Recently our local children’s hospital, the IWK, contacted me with an unusual request. The Family Newborn Unit was asking for a knitted breast to help demonstrate breastfeeding techniques to new moms. (Here is a printer-friendly Marianne Brophy’s Knitted Breast pattern.)
As a mother of two and a breastfeeding advocate, I loved this brilliant idea and was thrilled to get involved. Working on this project brought back the memories of challenges that I faced as a mother of a newborn.
Often breastfeeding comes naturally to a nursing couple, but not always. Sometimes new mothers need help. Because the stakes were high for me, I didn’t mind to learn the techniques using my own body that was looked at and touched by strangers of both genders. I vividly remember the moment when I decided that I simply couldn’t be distracted by the uncomfortable feelings. My child’s needs came before my comfort. Also, I simply didn’t have a choice.
That’s why I want the families and the breastfeeding professionals to have a choice. They can use a realistic, pliable model to talk about the women’s anatomy and the breastfeeding process. Both mothers and health professionals can feel and manipulate this knitted breast to make their learning experience most useful and comfortable.
I have made a number of samples and brought them back to the hospital to test (they passed). Please let me share some of the insights I gained while experimenting. First of all, you don’t have to use only pink yarn but skin tones are preferable. I made two different kinds to reflect differences in skin colours.
The darker yarn was a bit thicker so I had to modify the pattern slightly. I cast on 60 instead of 66 stitches, and had 10 instead of 11 stitches in each decrease section.
They turned out the same size but even if they were slightly bigger or smaller, it wouldn’t matter. Breasts come in all shapes and sizes. After stuffing the breasts with the filling material, I traced a yogurt lid to make a few cardboard circles for the flat bottom.

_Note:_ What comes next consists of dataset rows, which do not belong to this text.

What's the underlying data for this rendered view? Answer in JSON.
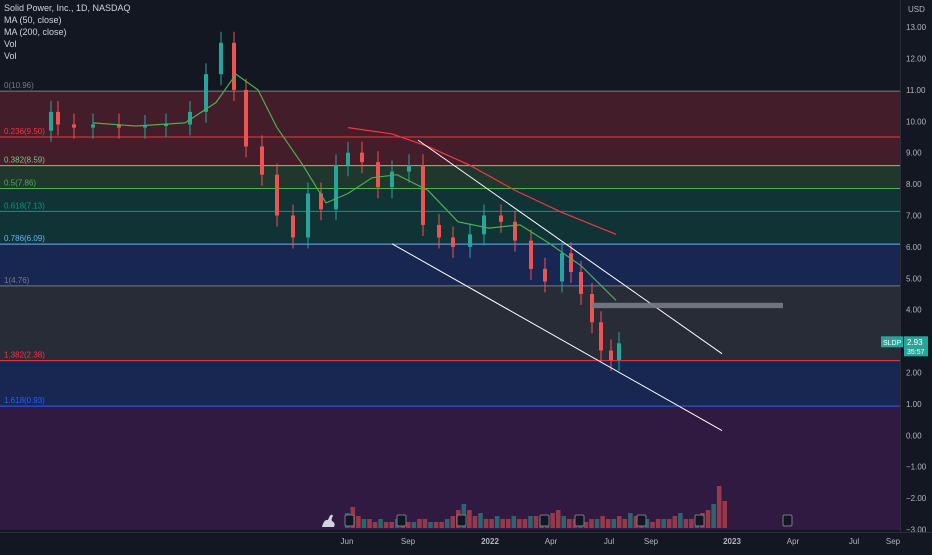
{
  "header": {
    "title": "Solid Power, Inc., 1D, NASDAQ",
    "indicators": [
      "MA (50, close)",
      "MA (200, close)",
      "Vol",
      "Vol"
    ]
  },
  "price_axis": {
    "unit": "USD",
    "ticks": [
      "13.00",
      "12.00",
      "11.00",
      "10.00",
      "9.00",
      "8.00",
      "7.00",
      "6.00",
      "5.00",
      "4.00",
      "3.00",
      "2.00",
      "1.00",
      "0.00",
      "−1.00",
      "−2.00",
      "−3.00"
    ]
  },
  "time_axis": {
    "ticks": [
      "Jun",
      "Sep",
      "2022",
      "Apr",
      "Jul",
      "Sep",
      "2023",
      "Apr",
      "Jul",
      "Sep"
    ]
  },
  "last_price": {
    "symbol": "SLDP",
    "price": "2.93",
    "countdown": "35:57"
  },
  "colors": {
    "background": "#131722",
    "up": "#26a69a",
    "down": "#ef5350",
    "ma50": "#4caf50",
    "ma200": "#f23645",
    "trendline": "#ffffff",
    "zone": "#787b86"
  },
  "chart_data": {
    "type": "candlestick",
    "y_range": [
      -3.3,
      13.7
    ],
    "x_range": [
      "2021-04-20",
      "2023-09-20"
    ],
    "fib_levels": [
      {
        "ratio": "0",
        "price": 10.96,
        "label": "0(10.96)",
        "color": "#787b86",
        "fill": "#f23645"
      },
      {
        "ratio": "0.236",
        "price": 9.5,
        "label": "0.236(9.50)",
        "color": "#f23645",
        "fill": "#f23645"
      },
      {
        "ratio": "0.382",
        "price": 8.59,
        "label": "0.382(8.59)",
        "color": "#81c784",
        "fill": "#4caf50"
      },
      {
        "ratio": "0.5",
        "price": 7.86,
        "label": "0.5(7.86)",
        "color": "#4caf50",
        "fill": "#089981"
      },
      {
        "ratio": "0.618",
        "price": 7.13,
        "label": "0.618(7.13)",
        "color": "#089981",
        "fill": "#089981"
      },
      {
        "ratio": "0.786",
        "price": 6.09,
        "label": "0.786(6.09)",
        "color": "#64b5f6",
        "fill": "#2962ff"
      },
      {
        "ratio": "1",
        "price": 4.76,
        "label": "1(4.76)",
        "color": "#787b86",
        "fill": "#787b86"
      },
      {
        "ratio": "1.382",
        "price": 2.38,
        "label": "1.382(2.38)",
        "color": "#f23645",
        "fill": "#2962ff"
      },
      {
        "ratio": "1.618",
        "price": 0.93,
        "label": "1.618(0.93)",
        "color": "#2962ff",
        "fill": "#9c27b0"
      }
    ],
    "price_series": [
      {
        "date": "2021-06-01",
        "close": 9.7
      },
      {
        "date": "2021-06-08",
        "close": 10.3
      },
      {
        "date": "2021-06-15",
        "close": 9.9
      },
      {
        "date": "2021-07-01",
        "close": 9.8
      },
      {
        "date": "2021-07-20",
        "close": 9.9
      },
      {
        "date": "2021-08-15",
        "close": 9.8
      },
      {
        "date": "2021-09-10",
        "close": 9.85
      },
      {
        "date": "2021-10-01",
        "close": 9.9
      },
      {
        "date": "2021-10-25",
        "close": 10.3
      },
      {
        "date": "2021-11-10",
        "close": 11.5
      },
      {
        "date": "2021-11-25",
        "close": 12.5
      },
      {
        "date": "2021-12-08",
        "close": 11.0
      },
      {
        "date": "2021-12-20",
        "close": 9.2
      },
      {
        "date": "2022-01-05",
        "close": 8.3
      },
      {
        "date": "2022-01-20",
        "close": 7.0
      },
      {
        "date": "2022-02-05",
        "close": 6.3
      },
      {
        "date": "2022-02-20",
        "close": 7.7
      },
      {
        "date": "2022-03-05",
        "close": 7.2
      },
      {
        "date": "2022-03-20",
        "close": 8.6
      },
      {
        "date": "2022-04-01",
        "close": 9.0
      },
      {
        "date": "2022-04-15",
        "close": 8.7
      },
      {
        "date": "2022-05-01",
        "close": 7.9
      },
      {
        "date": "2022-05-15",
        "close": 8.4
      },
      {
        "date": "2022-06-01",
        "close": 8.6
      },
      {
        "date": "2022-06-15",
        "close": 6.7
      },
      {
        "date": "2022-07-01",
        "close": 6.3
      },
      {
        "date": "2022-07-15",
        "close": 6.0
      },
      {
        "date": "2022-08-01",
        "close": 6.4
      },
      {
        "date": "2022-08-15",
        "close": 7.0
      },
      {
        "date": "2022-09-01",
        "close": 6.8
      },
      {
        "date": "2022-09-15",
        "close": 6.2
      },
      {
        "date": "2022-10-01",
        "close": 5.3
      },
      {
        "date": "2022-10-15",
        "close": 4.9
      },
      {
        "date": "2022-11-01",
        "close": 5.8
      },
      {
        "date": "2022-11-10",
        "close": 5.2
      },
      {
        "date": "2022-11-20",
        "close": 4.5
      },
      {
        "date": "2022-12-01",
        "close": 3.6
      },
      {
        "date": "2022-12-10",
        "close": 2.7
      },
      {
        "date": "2022-12-20",
        "close": 2.4
      },
      {
        "date": "2022-12-28",
        "close": 2.93
      }
    ],
    "ma50": [
      {
        "date": "2021-07-20",
        "value": 9.95
      },
      {
        "date": "2021-09-01",
        "value": 9.85
      },
      {
        "date": "2021-10-20",
        "value": 9.95
      },
      {
        "date": "2021-11-20",
        "value": 10.6
      },
      {
        "date": "2021-12-10",
        "value": 11.5
      },
      {
        "date": "2022-01-01",
        "value": 11.0
      },
      {
        "date": "2022-01-20",
        "value": 9.8
      },
      {
        "date": "2022-02-15",
        "value": 8.6
      },
      {
        "date": "2022-03-10",
        "value": 7.4
      },
      {
        "date": "2022-04-01",
        "value": 7.7
      },
      {
        "date": "2022-04-25",
        "value": 8.2
      },
      {
        "date": "2022-05-20",
        "value": 8.3
      },
      {
        "date": "2022-06-20",
        "value": 7.8
      },
      {
        "date": "2022-07-20",
        "value": 6.8
      },
      {
        "date": "2022-08-20",
        "value": 6.6
      },
      {
        "date": "2022-09-20",
        "value": 6.7
      },
      {
        "date": "2022-10-20",
        "value": 6.1
      },
      {
        "date": "2022-11-20",
        "value": 5.4
      },
      {
        "date": "2022-12-25",
        "value": 4.3
      }
    ],
    "ma200": [
      {
        "date": "2022-04-01",
        "value": 9.8
      },
      {
        "date": "2022-05-15",
        "value": 9.6
      },
      {
        "date": "2022-06-20",
        "value": 9.2
      },
      {
        "date": "2022-08-01",
        "value": 8.6
      },
      {
        "date": "2022-09-15",
        "value": 7.8
      },
      {
        "date": "2022-11-01",
        "value": 7.1
      },
      {
        "date": "2022-12-25",
        "value": 6.4
      }
    ],
    "channel": {
      "upper": [
        {
          "date": "2022-06-10",
          "price": 9.4
        },
        {
          "date": "2023-04-10",
          "price": 2.6
        }
      ],
      "lower": [
        {
          "date": "2022-05-15",
          "price": 6.1
        },
        {
          "date": "2023-04-10",
          "price": 0.15
        }
      ]
    },
    "resistance_zone": {
      "date_from": "2022-12-01",
      "date_to": "2023-06-10",
      "low": 4.05,
      "high": 4.22
    },
    "volume": [
      5,
      7,
      4,
      3,
      3,
      2,
      3,
      2,
      2,
      3,
      2,
      2,
      2,
      3,
      3,
      2,
      2,
      2,
      3,
      4,
      6,
      8,
      6,
      4,
      5,
      3,
      3,
      4,
      3,
      3,
      4,
      3,
      3,
      4,
      4,
      3,
      3,
      5,
      6,
      4,
      3,
      3,
      3,
      2,
      3,
      3,
      4,
      3,
      3,
      4,
      3,
      5,
      4,
      3,
      3,
      2,
      3,
      3,
      3,
      4,
      5,
      3,
      3,
      4,
      5,
      6,
      8,
      14,
      9
    ]
  }
}
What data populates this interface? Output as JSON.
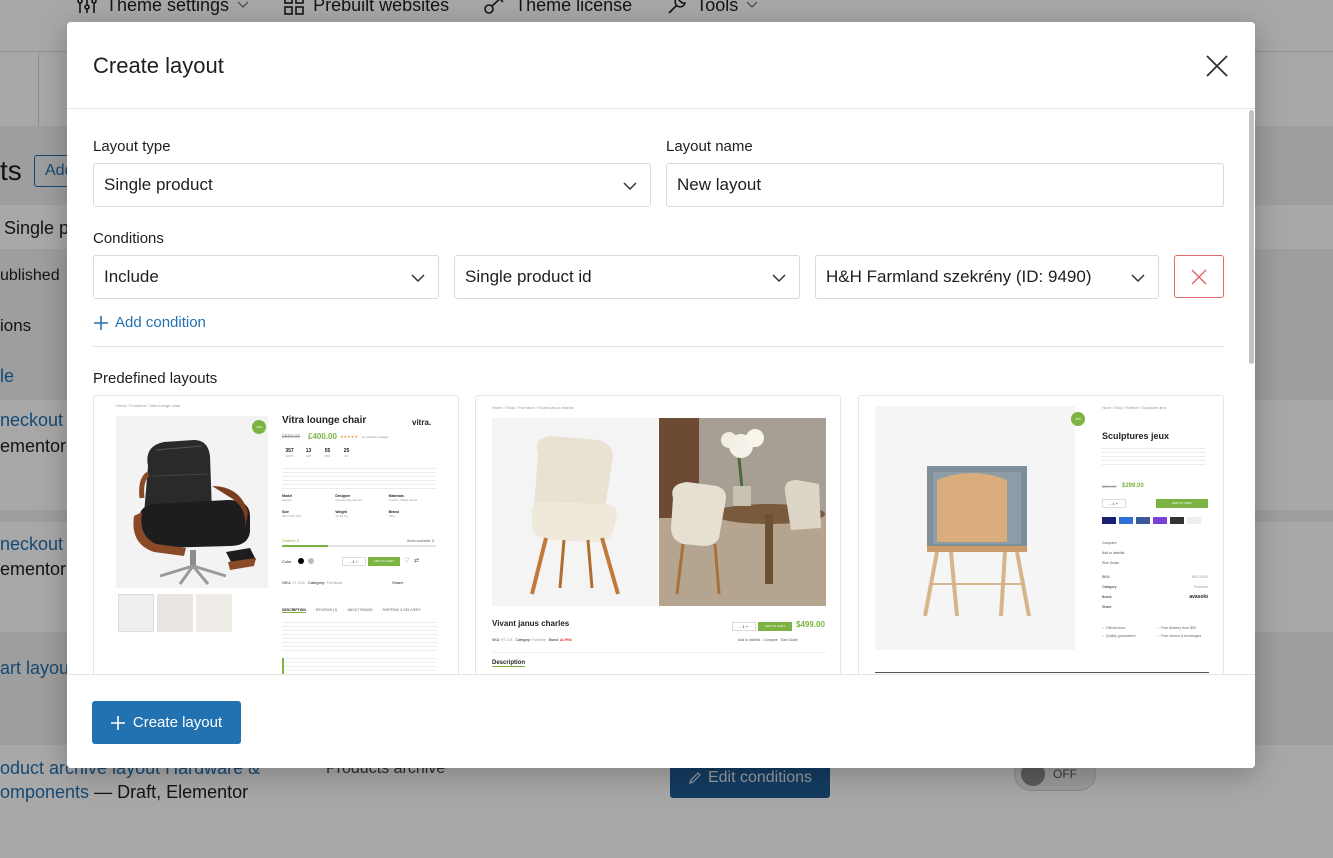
{
  "background": {
    "topnav": [
      {
        "icon": "sliders-icon",
        "label": "Theme settings",
        "has_dropdown": true
      },
      {
        "icon": "grid-icon",
        "label": "Prebuilt websites",
        "has_dropdown": false
      },
      {
        "icon": "key-icon",
        "label": "Theme license",
        "has_dropdown": false
      },
      {
        "icon": "wrench-icon",
        "label": "Tools",
        "has_dropdown": true
      }
    ],
    "page_title_fragment": "ts",
    "add_button_fragment": "Add",
    "tab_fragment": "Single p",
    "published_fragment": "ublished",
    "actions_fragment": "ions",
    "link_fragment_1": "le",
    "row1_title_fragment": "neckout l",
    "row1_sub_fragment": "ementor",
    "row2_title_fragment": "neckout l",
    "row2_sub_fragment": "ementor",
    "row3_title_fragment": "art layout",
    "row4_title": "oduct archive layout Hardware &",
    "row4_title_2": "omponents",
    "row4_suffix": " — Draft, Elementor",
    "row4_type": "Products archive",
    "edit_conditions_label": "Edit conditions",
    "toggle_label": "OFF"
  },
  "modal": {
    "title": "Create layout",
    "layout_type": {
      "label": "Layout type",
      "value": "Single product"
    },
    "layout_name": {
      "label": "Layout name",
      "value": "New layout"
    },
    "conditions": {
      "label": "Conditions",
      "rule": "Include",
      "field": "Single product id",
      "target": "H&H Farmland szekrény (ID: 9490)"
    },
    "add_condition_label": "Add condition",
    "predefined_label": "Predefined layouts",
    "cards": [
      {
        "breadcrumb": "Home / Furniture / Vitra lounge chair",
        "title": "Vitra lounge chair",
        "old_price": "£599.00",
        "price": "£400.00",
        "brand": "vitra.",
        "badge": "-33%",
        "reviews": "(1 customer review)",
        "countdown": [
          "357",
          "13",
          "55",
          "25"
        ],
        "countdown_labels": [
          "DAYS",
          "HR",
          "MIN",
          "SC"
        ],
        "spec_labels": [
          "Model",
          "Designer",
          "Materials",
          "Size",
          "Weight",
          "Brand"
        ],
        "spec_values": [
          "Eames",
          "Charles Ray Eames",
          "Leather, Metal, Wood",
          "84x77x86 CM",
          "12-18 Kg",
          "Vitra"
        ],
        "stock_left": "Ordered: 8",
        "stock_right": "Items available: 8",
        "color_label": "Color",
        "add_to_cart": "ADD TO CART",
        "sku_label": "SKU:",
        "sku_value": "LT-018",
        "category_label": "Category:",
        "category_value": "Furniture",
        "share_label": "Share:",
        "tabs": [
          "DESCRIPTION",
          "REVIEWS (1)",
          "ABOUT BRAND",
          "SHIPPING & DELIVERY"
        ]
      },
      {
        "breadcrumb": "Home / Shop / Furniture / Vivant janus charles",
        "title": "Vivant janus charles",
        "price": "$499.00",
        "add_to_cart": "ADD TO CART",
        "sku_label": "SKU:",
        "sku_value": "RT-104",
        "category_label": "Category:",
        "category_value": "Furniture",
        "brand_label": "Brand:",
        "brand_value": "ALPHA",
        "wishlist": "Add to wishlist",
        "compare": "Compare",
        "size_guide": "Size Guide",
        "tab": "Description"
      },
      {
        "breadcrumb": "Home / Shop / Furniture / Sculptures jeux",
        "title": "Sculptures jeux",
        "badge": "-25%",
        "old_price": "$399.00",
        "price": "$299.00",
        "add_to_cart": "ADD TO CART",
        "links": [
          "Compare",
          "Add to wishlist",
          "Size Guide"
        ],
        "meta_labels": [
          "SKU:",
          "Category:",
          "Brand:",
          "Share:"
        ],
        "meta_values": [
          "BSG-0051",
          "Furniture",
          "avasolo",
          ""
        ],
        "features": [
          "Official store",
          "Free delivery from $99",
          "Quality guaranteed",
          "Free returns & exchanges"
        ]
      }
    ],
    "create_button_label": "Create layout"
  },
  "colors": {
    "primary": "#2271b1",
    "danger": "#e36a6a",
    "success": "#7cb342",
    "overlay": "rgba(0,0,0,0.34)"
  }
}
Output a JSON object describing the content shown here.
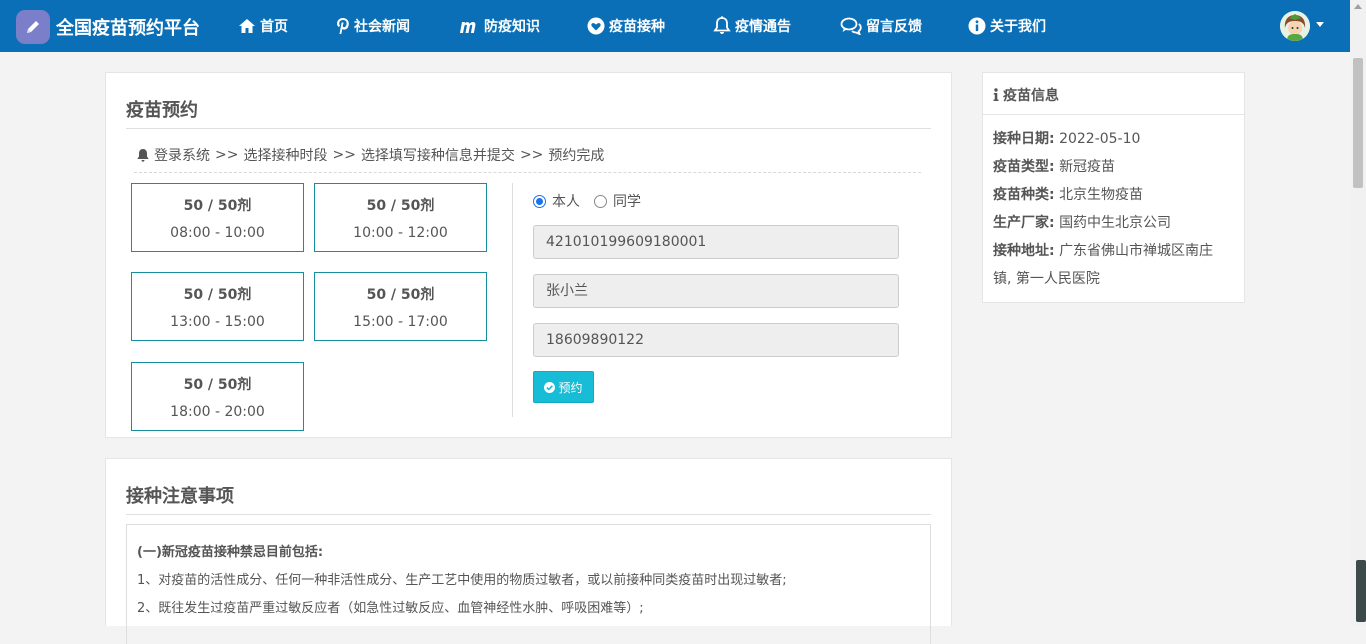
{
  "nav": {
    "brand": "全国疫苗预约平台",
    "items": [
      {
        "label": "首页",
        "icon": "home-icon"
      },
      {
        "label": "社会新闻",
        "icon": "pinterest-icon"
      },
      {
        "label": "防疫知识",
        "icon": "m-logo-icon"
      },
      {
        "label": "疫苗接种",
        "icon": "heart-icon"
      },
      {
        "label": "疫情通告",
        "icon": "bell-icon"
      },
      {
        "label": "留言反馈",
        "icon": "comments-icon"
      },
      {
        "label": "关于我们",
        "icon": "info-icon"
      }
    ]
  },
  "booking": {
    "title": "疫苗预约",
    "steps": [
      "登录系统",
      "选择接种时段",
      "选择填写接种信息并提交",
      "预约完成"
    ],
    "step_sep": ">>",
    "slots": [
      {
        "count": "50 / 50剂",
        "time": "08:00 - 10:00"
      },
      {
        "count": "50 / 50剂",
        "time": "10:00 - 12:00"
      },
      {
        "count": "50 / 50剂",
        "time": "13:00 - 15:00"
      },
      {
        "count": "50 / 50剂",
        "time": "15:00 - 17:00"
      },
      {
        "count": "50 / 50剂",
        "time": "18:00 - 20:00"
      }
    ],
    "radio_self": "本人",
    "radio_classmate": "同学",
    "id_number": "421010199609180001",
    "name": "张小兰",
    "phone": "18609890122",
    "submit_label": "预约"
  },
  "vaccine_info": {
    "title": "疫苗信息",
    "rows": [
      {
        "label": "接种日期:",
        "value": "2022-05-10"
      },
      {
        "label": "疫苗类型:",
        "value": "新冠疫苗"
      },
      {
        "label": "疫苗种类:",
        "value": "北京生物疫苗"
      },
      {
        "label": "生产厂家:",
        "value": "国药中生北京公司"
      },
      {
        "label": "接种地址:",
        "value": "广东省佛山市禅城区南庄"
      }
    ],
    "address_cont": "镇, 第一人民医院"
  },
  "notice": {
    "title": "接种注意事项",
    "heading": "(一)新冠疫苗接种禁忌目前包括:",
    "lines": [
      "1、对疫苗的活性成分、任何一种非活性成分、生产工艺中使用的物质过敏者，或以前接种同类疫苗时出现过敏者;",
      "2、既往发生过疫苗严重过敏反应者（如急性过敏反应、血管神经性水肿、呼吸困难等）;"
    ]
  }
}
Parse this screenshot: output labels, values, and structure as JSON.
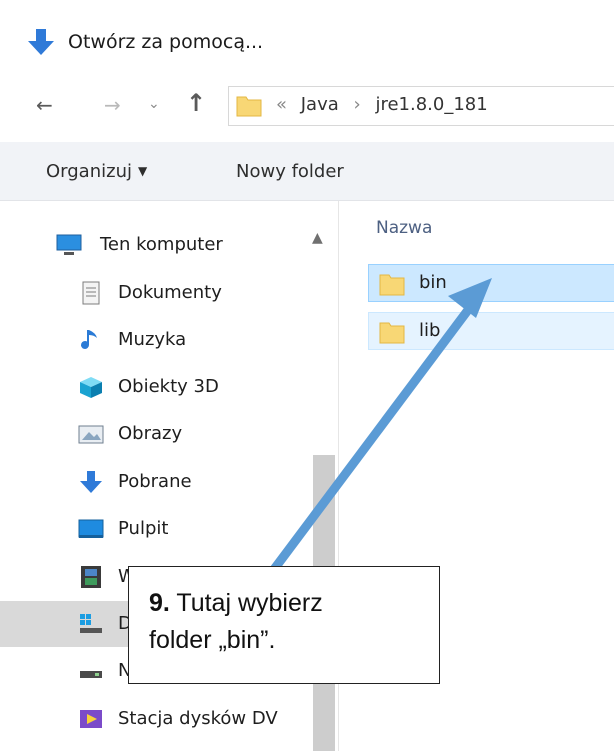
{
  "window": {
    "title": "Otwórz za pomocą...",
    "title_icon": "download-arrow-icon"
  },
  "address_bar": {
    "overflow_marker": "«",
    "crumbs": [
      "Java",
      "jre1.8.0_181"
    ],
    "separator": "›",
    "back_icon": "back-arrow-icon",
    "forward_icon": "forward-arrow-icon",
    "recent_icon": "chevron-down-icon",
    "up_icon": "up-arrow-icon"
  },
  "toolbar": {
    "organize_label": "Organizuj",
    "new_folder_label": "Nowy folder"
  },
  "nav_pane": {
    "items": [
      {
        "label": "Ten komputer",
        "icon": "computer-icon"
      },
      {
        "label": "Dokumenty",
        "icon": "document-icon"
      },
      {
        "label": "Muzyka",
        "icon": "music-icon"
      },
      {
        "label": "Obiekty 3D",
        "icon": "cube-3d-icon"
      },
      {
        "label": "Obrazy",
        "icon": "pictures-icon"
      },
      {
        "label": "Pobrane",
        "icon": "download-arrow-icon"
      },
      {
        "label": "Pulpit",
        "icon": "desktop-icon"
      },
      {
        "label": "W",
        "icon": "video-icon"
      },
      {
        "label": "D",
        "icon": "windows-drive-icon",
        "selected": true
      },
      {
        "label": "N",
        "icon": "drive-icon"
      },
      {
        "label": "Stacja dysków DV",
        "icon": "dvd-drive-icon"
      }
    ]
  },
  "content": {
    "column_header": "Nazwa",
    "files": [
      {
        "name": "bin",
        "icon": "folder-icon",
        "state": "selected"
      },
      {
        "name": "lib",
        "icon": "folder-icon",
        "state": "hover"
      }
    ]
  },
  "callout": {
    "step": "9.",
    "text_line1": "Tutaj wybierz",
    "text_line2": "folder „bin”."
  },
  "colors": {
    "arrow": "#5b9bd5",
    "selection": "#cce8ff",
    "toolbar_bg": "#f1f3f7",
    "folder": "#f8d775",
    "header_text": "#4d6082"
  }
}
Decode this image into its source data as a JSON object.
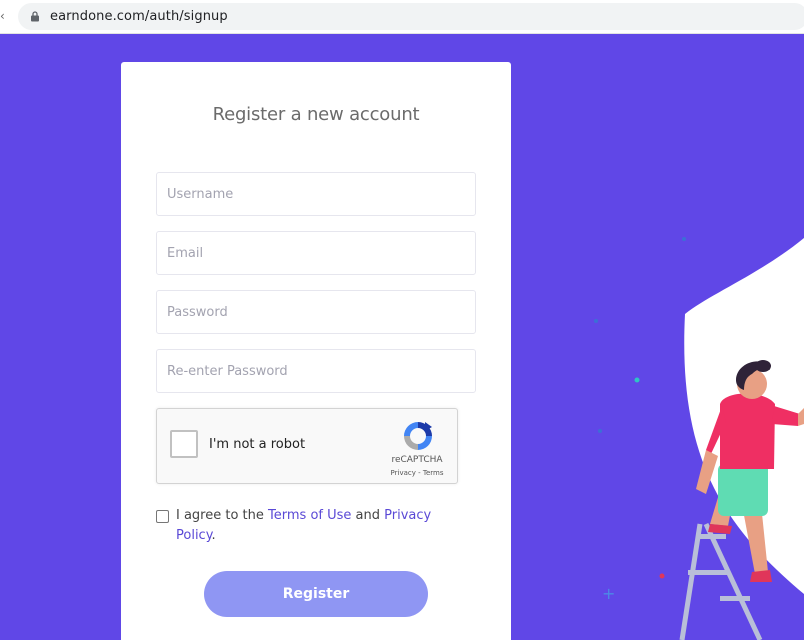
{
  "browser": {
    "url": "earndone.com/auth/signup"
  },
  "form": {
    "title": "Register a new account",
    "username_placeholder": "Username",
    "email_placeholder": "Email",
    "password_placeholder": "Password",
    "repassword_placeholder": "Re-enter Password",
    "captcha": {
      "label": "I'm not a robot",
      "brand": "reCAPTCHA",
      "links": "Privacy - Terms"
    },
    "terms": {
      "prefix": "I agree to the ",
      "terms_link": "Terms of Use",
      "middle": " and ",
      "privacy_link": "Privacy Policy",
      "suffix": "."
    },
    "register_label": "Register"
  },
  "colors": {
    "background": "#6047e7",
    "button": "#8f96f3",
    "link": "#5a49d6"
  }
}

If you follow the pattern exactly, you will notice that the top (the nipple part) is shaped like a hat. It provides a lot of flexibility. With the top pushed in, it can represent an inverted nipple that sometimes makes it more challenging for a baby to latch on. It can be used for demonstrating techniques of teasing the nipple out.
If you knit more than one model, you could make a variety of shapes. Draw the yarn through stitches below the last ones (about three rounds down) to create a firm nipple or skip a few last stitches to create a flat nipple, like this one. You can also experiment with the different size areola by joining a contrast yarn sooner or later in the pattern.
Dear knitters, let’s knit some breasts for the new mothers and their babies to help make their breastfeeding journey as smooth as possible.
You can drop off your knitted breast models at:
IWK Volunteer Resources
5850/5980 University Avenue
Halifax, NS B3K 6R8
or mail them to:
IWK Health Centre
PO BOX 9700
Halifax, NS B3K 6R8
Thank you and happy knitting!